Rembrandt van Rijn’s painting of the Night Watch demonstrates why he was considered to be the master of light and shade using the technique known as chiaroscuro. He was also a portrait artist, in addition to which, he painted self-portraits nearly every year of his painting life. However, he seemingly painted more ‘selfies’ than he did of other people and some critics point out that he was not very good at portraiture as he adjusted his work to what he wanted to see which was not necessarily what was in front of him. However, other critics feel he was playing when he portrayed himself with curly hair or with a nose broader than his own. His landscapes include this self-indulgence of painting what he wanted to see. He was a prolific worker producing about 300 paintings, 300 etchings (a lot of himself) and 2000 sketches. During his lifetime Rembrandt’s reputation was built on his etchings not his paintings.

Man with the Golden Helmet

Rembrandt broke the mould of tradition or group portraiture, and this painting was rejected by the group of militia who commissioned it, and it was banished to a storeroom. The title of ‘The Night Watch’ is actually a misnomer. It was applied in the late 1700s because of the perceived darkness of the picture, but on renovation and cleaning, it was found to have been painted showing daylight.

The Night Watch

Many lectures on anatomy for prospective medical students are introduced with this painting “The Anatomy Lesson of Dr Tulp”. In those days, a dissection procedure had great spectator value. Two points of note, apparently Rembrandt got his anatomy a bit wrong in the placement of the arm muscles, and secondly, the valve between the large and small intestines which prevents a backflow, is named the Tulp Valve.

The Anatomy Lesson of Dr Tulp

He did not paint many landscapes of which ‘The Stone Bridge’ is one.
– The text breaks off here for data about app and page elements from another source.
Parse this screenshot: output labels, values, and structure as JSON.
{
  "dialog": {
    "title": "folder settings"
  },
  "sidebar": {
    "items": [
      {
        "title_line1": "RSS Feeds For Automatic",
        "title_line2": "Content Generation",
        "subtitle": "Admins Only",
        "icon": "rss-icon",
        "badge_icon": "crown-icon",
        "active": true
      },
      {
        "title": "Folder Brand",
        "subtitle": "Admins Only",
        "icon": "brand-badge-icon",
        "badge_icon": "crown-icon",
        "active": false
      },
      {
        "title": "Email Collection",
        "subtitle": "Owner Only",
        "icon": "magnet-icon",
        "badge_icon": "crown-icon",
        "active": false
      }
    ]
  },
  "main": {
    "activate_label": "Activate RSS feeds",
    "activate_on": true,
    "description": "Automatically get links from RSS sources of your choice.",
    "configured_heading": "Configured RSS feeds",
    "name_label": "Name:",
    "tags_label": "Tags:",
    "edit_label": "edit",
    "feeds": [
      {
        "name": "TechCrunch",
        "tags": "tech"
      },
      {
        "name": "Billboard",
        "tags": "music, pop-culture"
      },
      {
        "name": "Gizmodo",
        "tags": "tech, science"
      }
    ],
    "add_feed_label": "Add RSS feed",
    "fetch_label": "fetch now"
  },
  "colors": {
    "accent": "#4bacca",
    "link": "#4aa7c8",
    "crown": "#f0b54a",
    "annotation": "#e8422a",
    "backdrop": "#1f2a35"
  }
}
The menace of the approaching storm is emphasized by the shaft of sunlight on the tree.

The Stone Bridge

The Three Trees

The Shell

The method Rembrandt employed for his etchings was uniquely his own and has never been used since. Again he used his mastery of chiaroscuro to great effect.